"For us historians working on Hydro's history has been a most enjoyable task. Now and again we have wondered if it has been equally enjoyable for Hydro," he added.

President and CEO Eivind Reiten did not conceal the fact it is with some trepidation that one opens one's archives to a full investigation. "Will these efforts paint a picture that we believe should not be depicted? Will circumstances be revealed that leave us in a bad light?" he asked.

"We have all along genuinely desired that the company's history – for better or worse – should be thoroughly researched. And that it should be presented in a way that qualified historians consider to be proper," explained Reiten.

"I am not quite impartial, but I have to say there are a number of fascinating pages in these three volumes. We can see how thin the line is between success and failure."

Not acceptable

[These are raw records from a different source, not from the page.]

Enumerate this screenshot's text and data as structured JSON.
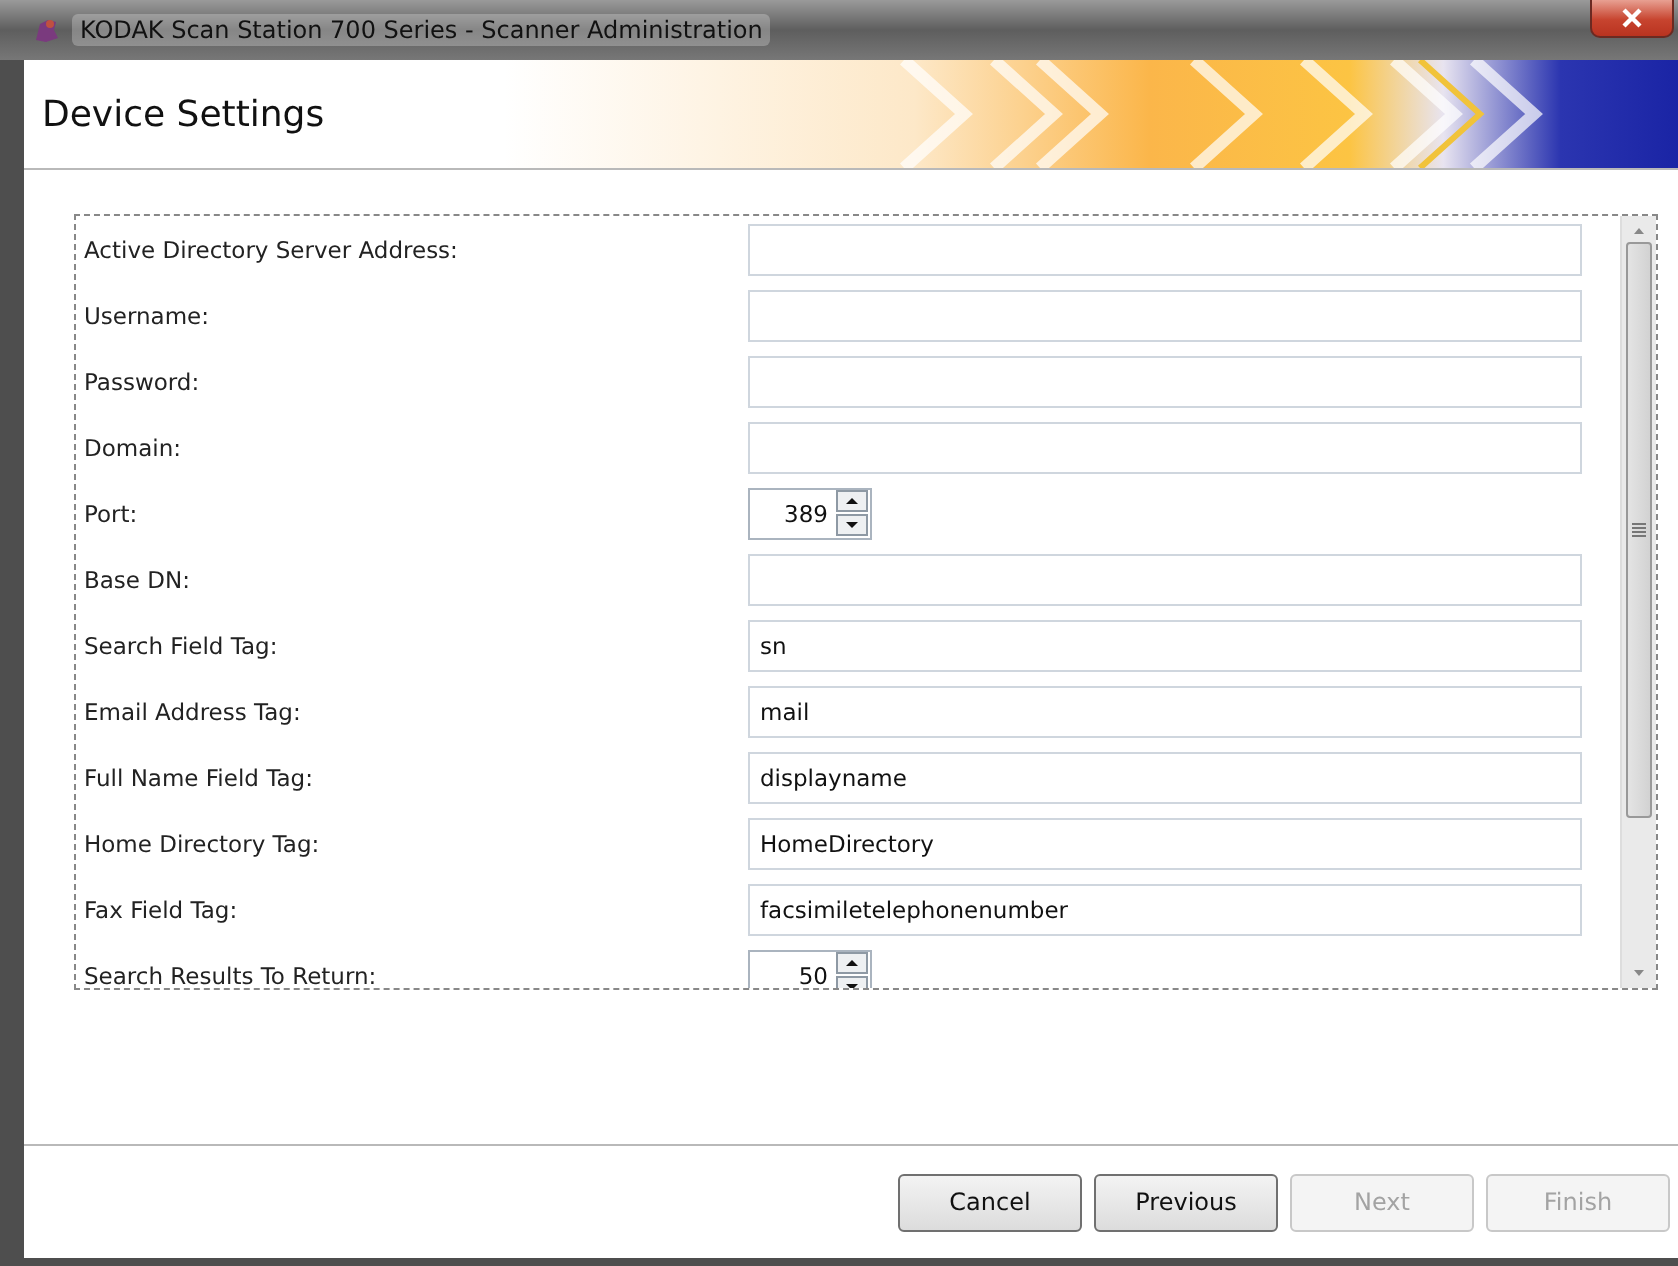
{
  "window": {
    "title": "KODAK Scan Station 700 Series - Scanner Administration"
  },
  "header": {
    "title": "Device Settings"
  },
  "fields": [
    {
      "label": "Active Directory Server Address:",
      "kind": "text"
    },
    {
      "label": "Username:",
      "kind": "text"
    },
    {
      "label": "Password:",
      "kind": "text"
    },
    {
      "label": "Domain:",
      "kind": "text"
    },
    {
      "label": "Port:",
      "kind": "spinner",
      "value": "389"
    },
    {
      "label": "Base DN:",
      "kind": "text"
    },
    {
      "label": "Search Field Tag:",
      "kind": "text",
      "value": "sn"
    },
    {
      "label": "Email Address Tag:",
      "kind": "text",
      "value": "mail"
    },
    {
      "label": "Full Name Field Tag:",
      "kind": "text",
      "value": "displayname"
    },
    {
      "label": "Home Directory Tag:",
      "kind": "text",
      "value": "HomeDirectory"
    },
    {
      "label": "Fax Field Tag:",
      "kind": "text",
      "value": "facsimiletelephonenumber"
    },
    {
      "label": "Search Results To Return:",
      "kind": "spinner",
      "value": "50"
    }
  ],
  "buttons": [
    {
      "label": "Cancel",
      "disabled": false
    },
    {
      "label": "Previous",
      "disabled": false
    },
    {
      "label": "Next",
      "disabled": true
    },
    {
      "label": "Finish",
      "disabled": true
    }
  ]
}
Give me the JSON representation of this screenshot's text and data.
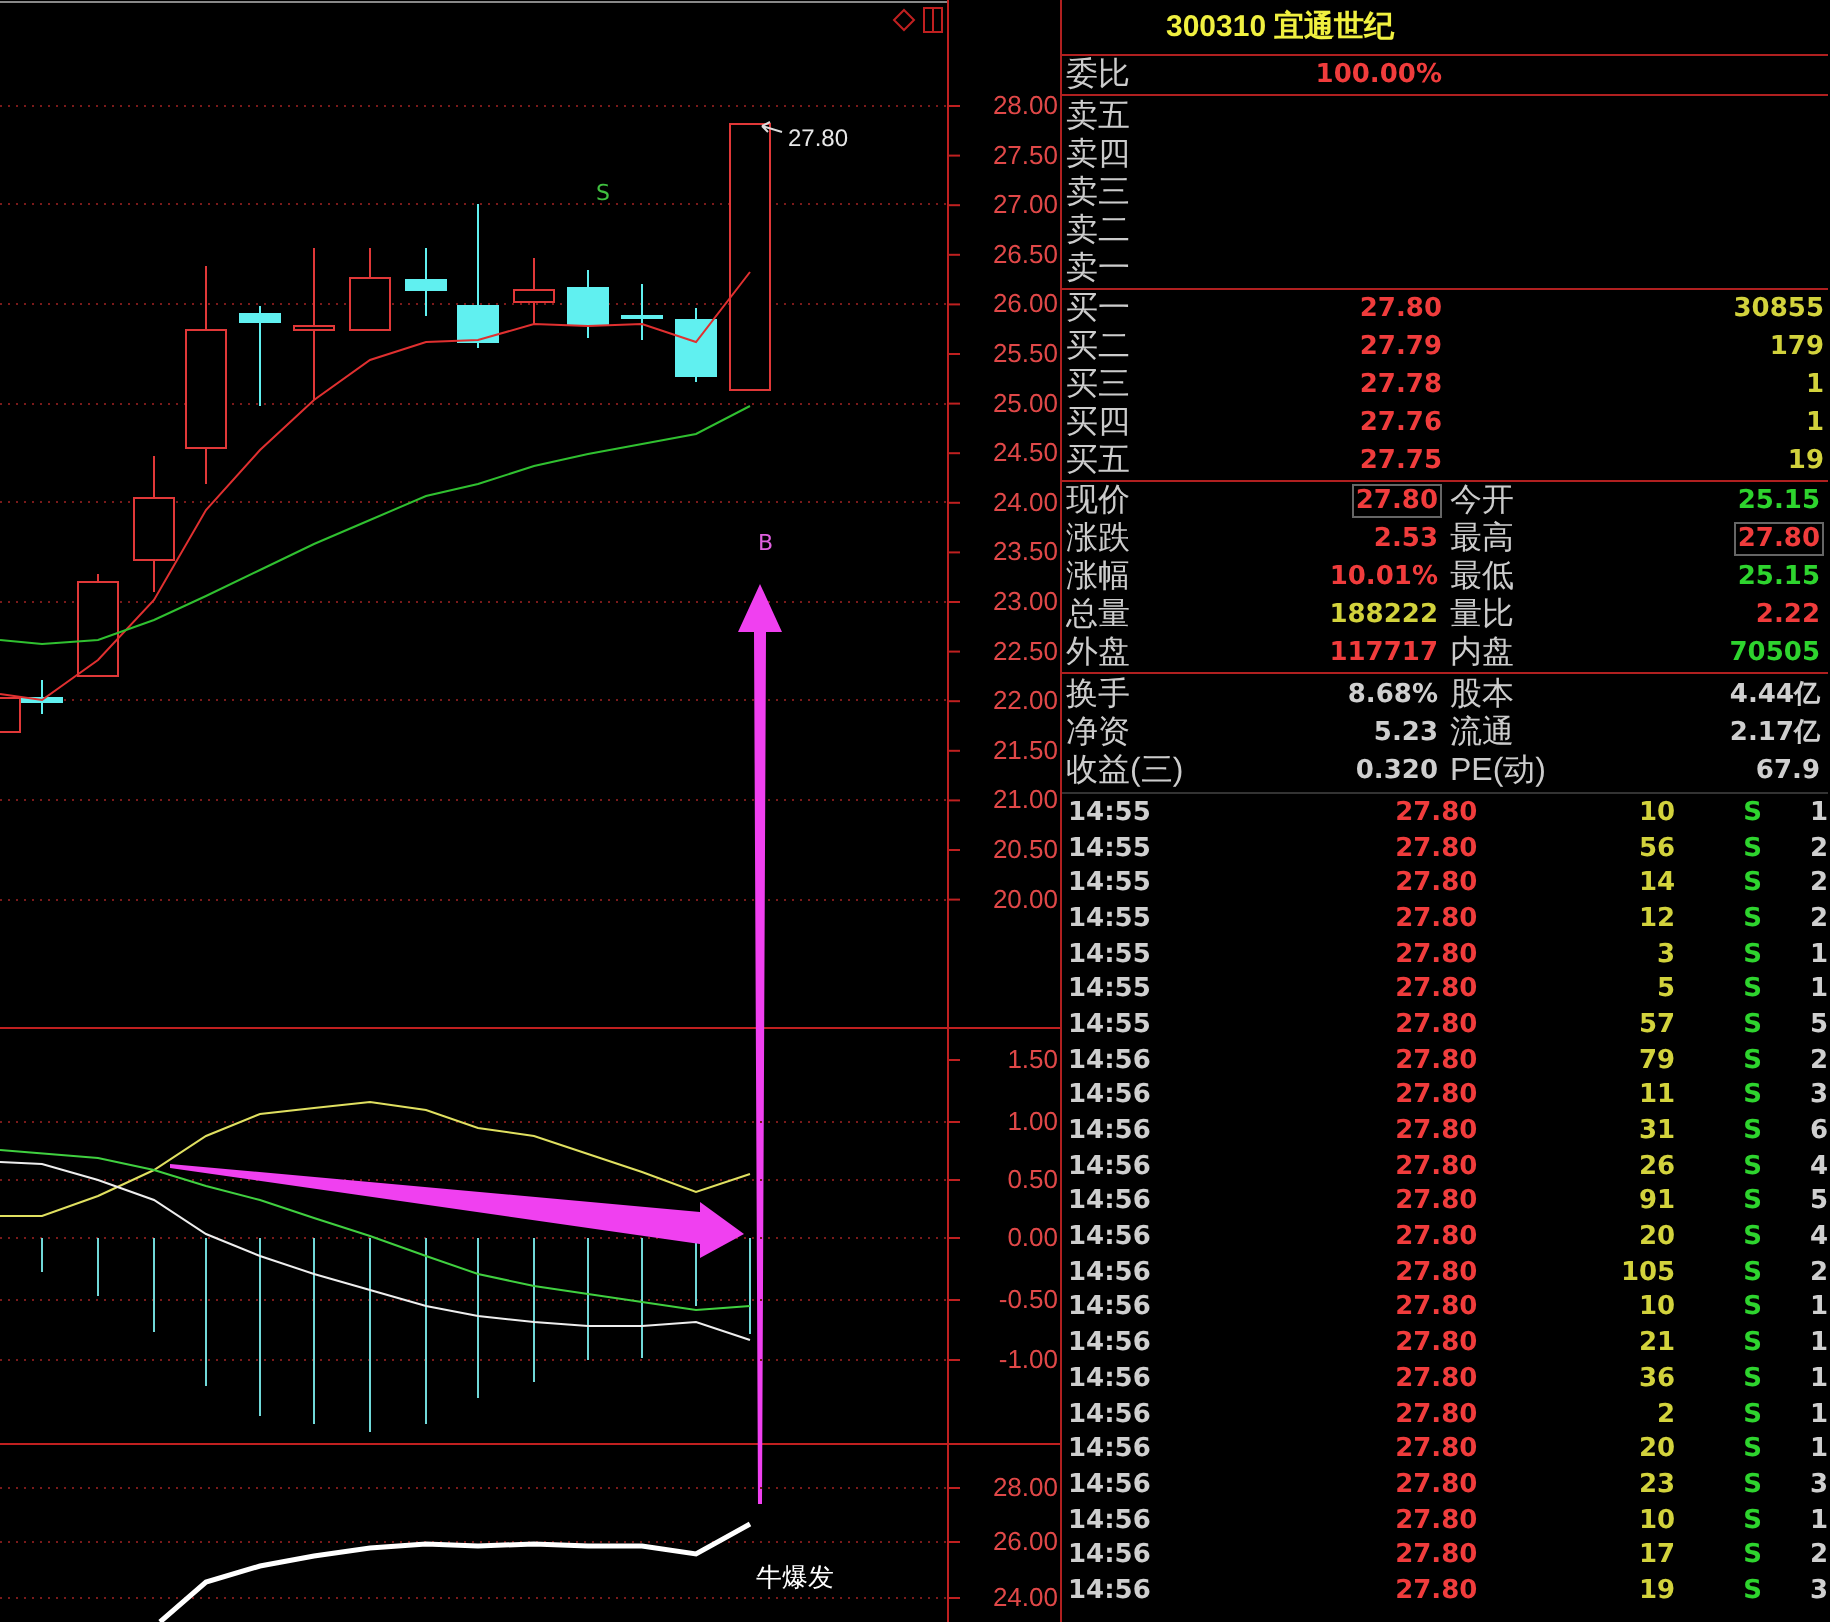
{
  "price_chart": {
    "axis_labels": [
      "28.00",
      "27.50",
      "27.00",
      "26.50",
      "26.00",
      "25.50",
      "25.00",
      "24.50",
      "24.00",
      "23.50",
      "23.00",
      "22.50",
      "22.00",
      "21.50",
      "21.00",
      "20.50",
      "20.00"
    ],
    "last_price_label": "27.80",
    "sell_signal": "S",
    "buy_signal": "B"
  },
  "indicator_chart": {
    "axis_labels": [
      "1.50",
      "1.00",
      "0.50",
      "0.00",
      "-0.50",
      "-1.00"
    ]
  },
  "bottom_chart": {
    "axis_labels": [
      "28.00",
      "26.00",
      "24.00"
    ],
    "signal_label": "牛爆发"
  },
  "quote": {
    "title": "300310 宜通世纪",
    "ratio": {
      "label": "委比",
      "value": "100.00%"
    },
    "asks": [
      {
        "label": "卖五"
      },
      {
        "label": "卖四"
      },
      {
        "label": "卖三"
      },
      {
        "label": "卖二"
      },
      {
        "label": "卖一"
      }
    ],
    "bids": [
      {
        "label": "买一",
        "price": "27.80",
        "volume": "30855"
      },
      {
        "label": "买二",
        "price": "27.79",
        "volume": "179"
      },
      {
        "label": "买三",
        "price": "27.78",
        "volume": "1"
      },
      {
        "label": "买四",
        "price": "27.76",
        "volume": "1"
      },
      {
        "label": "买五",
        "price": "27.75",
        "volume": "19"
      }
    ],
    "stats": [
      {
        "left": {
          "label": "现价",
          "value": "27.80",
          "color": "#f03c3c",
          "boxed": true
        },
        "right": {
          "label": "今开",
          "value": "25.15",
          "color": "#2ed42e",
          "boxed": false
        }
      },
      {
        "left": {
          "label": "涨跌",
          "value": "2.53",
          "color": "#f03c3c",
          "boxed": false
        },
        "right": {
          "label": "最高",
          "value": "27.80",
          "color": "#f03c3c",
          "boxed": true
        }
      },
      {
        "left": {
          "label": "涨幅",
          "value": "10.01%",
          "color": "#f03c3c",
          "boxed": false
        },
        "right": {
          "label": "最低",
          "value": "25.15",
          "color": "#2ed42e",
          "boxed": false
        }
      },
      {
        "left": {
          "label": "总量",
          "value": "188222",
          "color": "#d2d23c",
          "boxed": false
        },
        "right": {
          "label": "量比",
          "value": "2.22",
          "color": "#f03c3c",
          "boxed": false
        }
      },
      {
        "left": {
          "label": "外盘",
          "value": "117717",
          "color": "#f03c3c",
          "boxed": false
        },
        "right": {
          "label": "内盘",
          "value": "70505",
          "color": "#2ed42e",
          "boxed": false
        }
      }
    ],
    "fundamentals": [
      {
        "left": {
          "label": "换手",
          "value": "8.68%"
        },
        "right": {
          "label": "股本",
          "value": "4.44亿"
        }
      },
      {
        "left": {
          "label": "净资",
          "value": "5.23"
        },
        "right": {
          "label": "流通",
          "value": "2.17亿"
        }
      },
      {
        "left": {
          "label": "收益(三)",
          "value": "0.320"
        },
        "right": {
          "label": "PE(动)",
          "value": "67.9"
        }
      }
    ]
  },
  "trades": [
    {
      "time": "14:55",
      "price": "27.80",
      "volume": "10",
      "side": "S",
      "count": "1"
    },
    {
      "time": "14:55",
      "price": "27.80",
      "volume": "56",
      "side": "S",
      "count": "2"
    },
    {
      "time": "14:55",
      "price": "27.80",
      "volume": "14",
      "side": "S",
      "count": "2"
    },
    {
      "time": "14:55",
      "price": "27.80",
      "volume": "12",
      "side": "S",
      "count": "2"
    },
    {
      "time": "14:55",
      "price": "27.80",
      "volume": "3",
      "side": "S",
      "count": "1"
    },
    {
      "time": "14:55",
      "price": "27.80",
      "volume": "5",
      "side": "S",
      "count": "1"
    },
    {
      "time": "14:55",
      "price": "27.80",
      "volume": "57",
      "side": "S",
      "count": "5"
    },
    {
      "time": "14:56",
      "price": "27.80",
      "volume": "79",
      "side": "S",
      "count": "2"
    },
    {
      "time": "14:56",
      "price": "27.80",
      "volume": "11",
      "side": "S",
      "count": "3"
    },
    {
      "time": "14:56",
      "price": "27.80",
      "volume": "31",
      "side": "S",
      "count": "6"
    },
    {
      "time": "14:56",
      "price": "27.80",
      "volume": "26",
      "side": "S",
      "count": "4"
    },
    {
      "time": "14:56",
      "price": "27.80",
      "volume": "91",
      "side": "S",
      "count": "5"
    },
    {
      "time": "14:56",
      "price": "27.80",
      "volume": "20",
      "side": "S",
      "count": "4"
    },
    {
      "time": "14:56",
      "price": "27.80",
      "volume": "105",
      "side": "S",
      "count": "2"
    },
    {
      "time": "14:56",
      "price": "27.80",
      "volume": "10",
      "side": "S",
      "count": "1"
    },
    {
      "time": "14:56",
      "price": "27.80",
      "volume": "21",
      "side": "S",
      "count": "1"
    },
    {
      "time": "14:56",
      "price": "27.80",
      "volume": "36",
      "side": "S",
      "count": "1"
    },
    {
      "time": "14:56",
      "price": "27.80",
      "volume": "2",
      "side": "S",
      "count": "1"
    },
    {
      "time": "14:56",
      "price": "27.80",
      "volume": "20",
      "side": "S",
      "count": "1"
    },
    {
      "time": "14:56",
      "price": "27.80",
      "volume": "23",
      "side": "S",
      "count": "3"
    },
    {
      "time": "14:56",
      "price": "27.80",
      "volume": "10",
      "side": "S",
      "count": "1"
    },
    {
      "time": "14:56",
      "price": "27.80",
      "volume": "17",
      "side": "S",
      "count": "2"
    },
    {
      "time": "14:56",
      "price": "27.80",
      "volume": "19",
      "side": "S",
      "count": "3"
    }
  ]
}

"As head of Hydro in 2005, it's not my job to judge my predecessors," continued Reiten. He nevertheless wished to declare that there were decisions and circumstances in the company's history that one could not defend.

In this context he mentioned the conflicts of the early 1930s, among them the Menstad rising, and he also took up the use of slave labor during the war years.

"We cannot accept such things and have to say that the company's eagerness to achieve commercial goals went much too far here."

The work of thousands

"If I were to comment on what I think there is too little of in this historical presentation, it is how the skills and efforts of thousands of people in Hydro's organization down through the years have enabled the company to produce results. It's not just CEOs and engineers who create an industrial organism that manages to hold its own, even on a global scale, throughout 100 years. Historians provide some insights into the Hydro workers' daily life and the efforts they have made, but the space devoted to them is modest compared to the space reserved for the company's leaders," said Reiten.

He summed up the three volumes by saying they are the company's way of returning the trust it has been given. He also pointed out that the history provides examples of where innovation and restructuring have come too late.

"We can in fact see more of that than examples of our acting too soon. This confirms that we need to be foresighted and tackle restructuring dynamically."

"The most important result is that the historians have helped us gain a deeper understanding of this company," he concluded.